**To do**
Would you repeat the data below exactly, taking out the images?

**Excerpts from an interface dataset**
:::::
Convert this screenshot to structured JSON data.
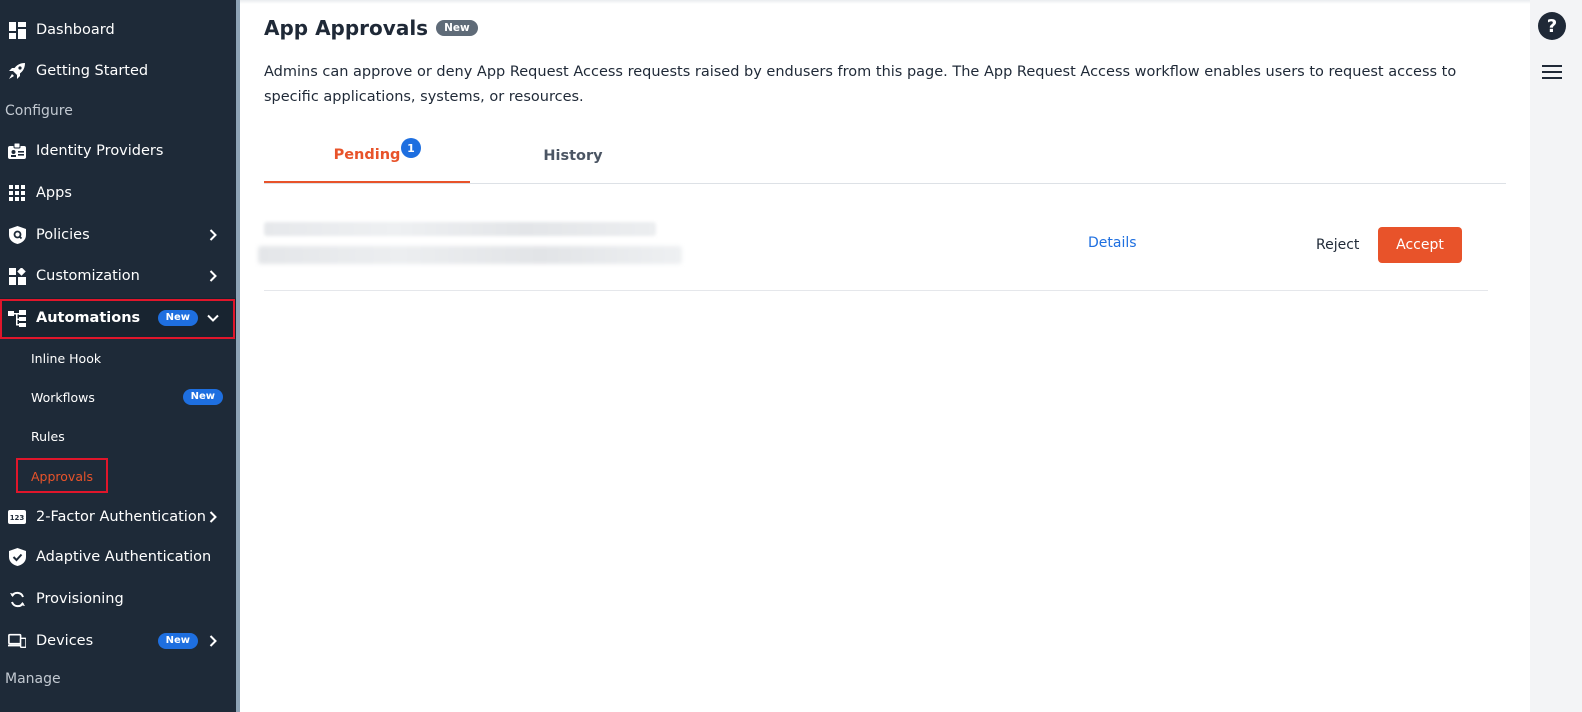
{
  "sidebar": {
    "items": [
      {
        "label": "Dashboard",
        "icon": "dashboard-icon"
      },
      {
        "label": "Getting Started",
        "icon": "rocket-icon"
      },
      {
        "label": "Identity Providers",
        "icon": "id-badge-icon"
      },
      {
        "label": "Apps",
        "icon": "grid-icon"
      },
      {
        "label": "Policies",
        "icon": "shield-icon"
      },
      {
        "label": "Customization",
        "icon": "customize-icon"
      },
      {
        "label": "Automations",
        "icon": "automation-icon",
        "badge": "New",
        "expanded": true
      },
      {
        "label": "2-Factor Authentication",
        "icon": "two-factor-icon"
      },
      {
        "label": "Adaptive Authentication",
        "icon": "shield-check-icon"
      },
      {
        "label": "Provisioning",
        "icon": "sync-icon"
      },
      {
        "label": "Devices",
        "icon": "devices-icon",
        "badge": "New"
      }
    ],
    "sections": {
      "configure": "Configure",
      "manage": "Manage"
    },
    "automations_sub": [
      {
        "label": "Inline Hook"
      },
      {
        "label": "Workflows",
        "badge": "New"
      },
      {
        "label": "Rules"
      },
      {
        "label": "Approvals",
        "active": true
      }
    ]
  },
  "main": {
    "title": "App Approvals",
    "title_badge": "New",
    "description": "Admins can approve or deny App Request Access requests raised by endusers from this page. The App Request Access workflow enables users to request access to specific applications, systems, or resources.",
    "tabs": [
      {
        "label": "Pending",
        "count": "1",
        "active": true
      },
      {
        "label": "History",
        "active": false
      }
    ],
    "request_row": {
      "details_label": "Details",
      "reject_label": "Reject",
      "accept_label": "Accept"
    }
  },
  "colors": {
    "sidebar_bg": "#1e2a38",
    "accent_orange": "#e8532a",
    "link_blue": "#1e6fe0",
    "highlight_red": "#e0162b"
  }
}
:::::
**Result**
Convert this screenshot to structured JSON data.
{
  "sidebar": {
    "items": [
      {
        "label": "Dashboard",
        "icon": "dashboard-icon"
      },
      {
        "label": "Getting Started",
        "icon": "rocket-icon"
      },
      {
        "label": "Identity Providers",
        "icon": "id-badge-icon"
      },
      {
        "label": "Apps",
        "icon": "grid-icon"
      },
      {
        "label": "Policies",
        "icon": "shield-icon"
      },
      {
        "label": "Customization",
        "icon": "customize-icon"
      },
      {
        "label": "Automations",
        "icon": "automation-icon",
        "badge": "New",
        "expanded": true
      },
      {
        "label": "2-Factor Authentication",
        "icon": "two-factor-icon"
      },
      {
        "label": "Adaptive Authentication",
        "icon": "shield-check-icon"
      },
      {
        "label": "Provisioning",
        "icon": "sync-icon"
      },
      {
        "label": "Devices",
        "icon": "devices-icon",
        "badge": "New"
      }
    ],
    "sections": {
      "configure": "Configure",
      "manage": "Manage"
    },
    "automations_sub": [
      {
        "label": "Inline Hook"
      },
      {
        "label": "Workflows",
        "badge": "New"
      },
      {
        "label": "Rules"
      },
      {
        "label": "Approvals",
        "active": true
      }
    ]
  },
  "main": {
    "title": "App Approvals",
    "title_badge": "New",
    "description": "Admins can approve or deny App Request Access requests raised by endusers from this page. The App Request Access workflow enables users to request access to specific applications, systems, or resources.",
    "tabs": [
      {
        "label": "Pending",
        "count": "1",
        "active": true
      },
      {
        "label": "History",
        "active": false
      }
    ],
    "request_row": {
      "details_label": "Details",
      "reject_label": "Reject",
      "accept_label": "Accept"
    }
  },
  "colors": {
    "sidebar_bg": "#1e2a38",
    "accent_orange": "#e8532a",
    "link_blue": "#1e6fe0",
    "highlight_red": "#e0162b"
  }
}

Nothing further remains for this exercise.